BEGIN MATERIAL SUPPLIED
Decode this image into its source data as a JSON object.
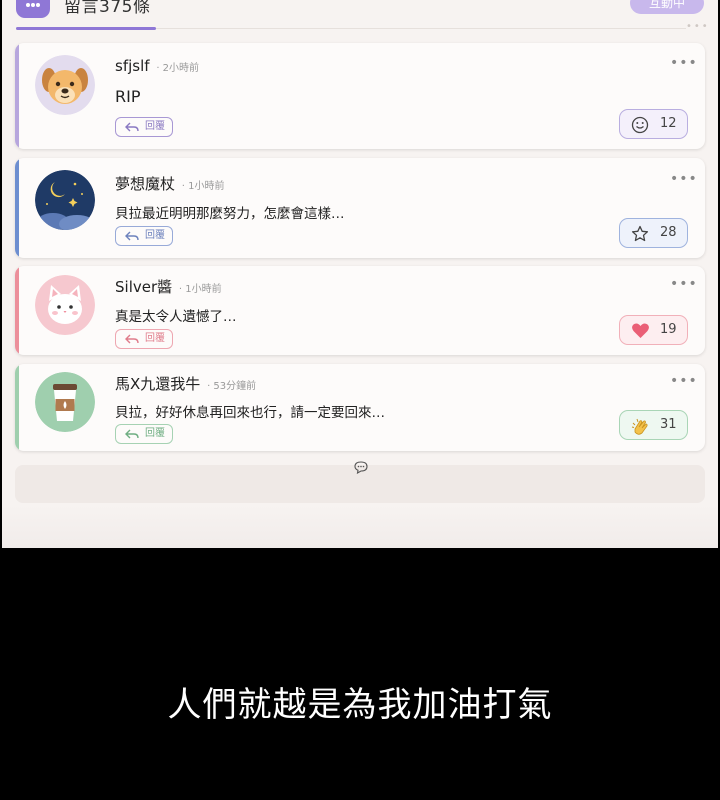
{
  "header": {
    "title": "留言375條",
    "live_badge": "互動中"
  },
  "comments": [
    {
      "username": "sfjslf",
      "time": "· 2小時前",
      "message": "RIP",
      "reply_label": "回覆",
      "reaction": {
        "icon": "smile-icon",
        "count": "12"
      },
      "accent": "#b7a6dd"
    },
    {
      "username": "夢想魔杖",
      "time": "· 1小時前",
      "message": "貝拉最近明明那麼努力，怎麼會這樣…",
      "reply_label": "回覆",
      "reaction": {
        "icon": "star-icon",
        "count": "28"
      },
      "accent": "#6d8ed0"
    },
    {
      "username": "Silver醬",
      "time": "· 1小時前",
      "message": "真是太令人遺憾了…",
      "reply_label": "回覆",
      "reaction": {
        "icon": "heart-icon",
        "count": "19"
      },
      "accent": "#ec8f9b"
    },
    {
      "username": "馬X九還我牛",
      "time": "· 53分鐘前",
      "message": "貝拉，好好休息再回來也行，請一定要回來…",
      "reply_label": "回覆",
      "reaction": {
        "icon": "clapping-hands-icon",
        "count": "31"
      },
      "accent": "#9fcfae"
    }
  ],
  "caption": "人們就越是為我加油打氣"
}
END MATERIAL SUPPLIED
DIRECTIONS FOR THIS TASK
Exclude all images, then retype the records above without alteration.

EXPECTED OUTPUT
Decode this image into its source data as a JSON object.
{
  "header": {
    "title": "留言375條",
    "live_badge": "互動中"
  },
  "comments": [
    {
      "username": "sfjslf",
      "time": "· 2小時前",
      "message": "RIP",
      "reply_label": "回覆",
      "reaction": {
        "icon": "smile-icon",
        "count": "12"
      },
      "accent": "#b7a6dd"
    },
    {
      "username": "夢想魔杖",
      "time": "· 1小時前",
      "message": "貝拉最近明明那麼努力，怎麼會這樣…",
      "reply_label": "回覆",
      "reaction": {
        "icon": "star-icon",
        "count": "28"
      },
      "accent": "#6d8ed0"
    },
    {
      "username": "Silver醬",
      "time": "· 1小時前",
      "message": "真是太令人遺憾了…",
      "reply_label": "回覆",
      "reaction": {
        "icon": "heart-icon",
        "count": "19"
      },
      "accent": "#ec8f9b"
    },
    {
      "username": "馬X九還我牛",
      "time": "· 53分鐘前",
      "message": "貝拉，好好休息再回來也行，請一定要回來…",
      "reply_label": "回覆",
      "reaction": {
        "icon": "clapping-hands-icon",
        "count": "31"
      },
      "accent": "#9fcfae"
    }
  ],
  "caption": "人們就越是為我加油打氣"
}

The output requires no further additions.